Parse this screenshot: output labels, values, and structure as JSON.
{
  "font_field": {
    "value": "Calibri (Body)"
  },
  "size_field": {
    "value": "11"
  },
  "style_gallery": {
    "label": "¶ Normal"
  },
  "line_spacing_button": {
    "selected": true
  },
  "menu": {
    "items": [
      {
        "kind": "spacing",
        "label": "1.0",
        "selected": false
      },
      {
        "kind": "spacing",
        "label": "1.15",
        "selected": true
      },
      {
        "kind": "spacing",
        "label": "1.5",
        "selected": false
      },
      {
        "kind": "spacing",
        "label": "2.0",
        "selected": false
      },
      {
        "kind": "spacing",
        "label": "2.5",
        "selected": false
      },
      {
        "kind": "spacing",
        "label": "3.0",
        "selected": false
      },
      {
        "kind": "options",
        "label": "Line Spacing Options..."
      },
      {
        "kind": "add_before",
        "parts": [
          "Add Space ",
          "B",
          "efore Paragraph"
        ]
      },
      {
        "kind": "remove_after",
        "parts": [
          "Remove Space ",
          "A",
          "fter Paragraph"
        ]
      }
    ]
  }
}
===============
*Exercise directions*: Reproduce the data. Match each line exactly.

*Solution to this problem*:
Parse this screenshot: output labels, values, and structure as JSON.
{
  "font_field": {
    "value": "Calibri (Body)"
  },
  "size_field": {
    "value": "11"
  },
  "style_gallery": {
    "label": "¶ Normal"
  },
  "line_spacing_button": {
    "selected": true
  },
  "menu": {
    "items": [
      {
        "kind": "spacing",
        "label": "1.0",
        "selected": false
      },
      {
        "kind": "spacing",
        "label": "1.15",
        "selected": true
      },
      {
        "kind": "spacing",
        "label": "1.5",
        "selected": false
      },
      {
        "kind": "spacing",
        "label": "2.0",
        "selected": false
      },
      {
        "kind": "spacing",
        "label": "2.5",
        "selected": false
      },
      {
        "kind": "spacing",
        "label": "3.0",
        "selected": false
      },
      {
        "kind": "options",
        "label": "Line Spacing Options..."
      },
      {
        "kind": "add_before",
        "parts": [
          "Add Space ",
          "B",
          "efore Paragraph"
        ]
      },
      {
        "kind": "remove_after",
        "parts": [
          "Remove Space ",
          "A",
          "fter Paragraph"
        ]
      }
    ]
  }
}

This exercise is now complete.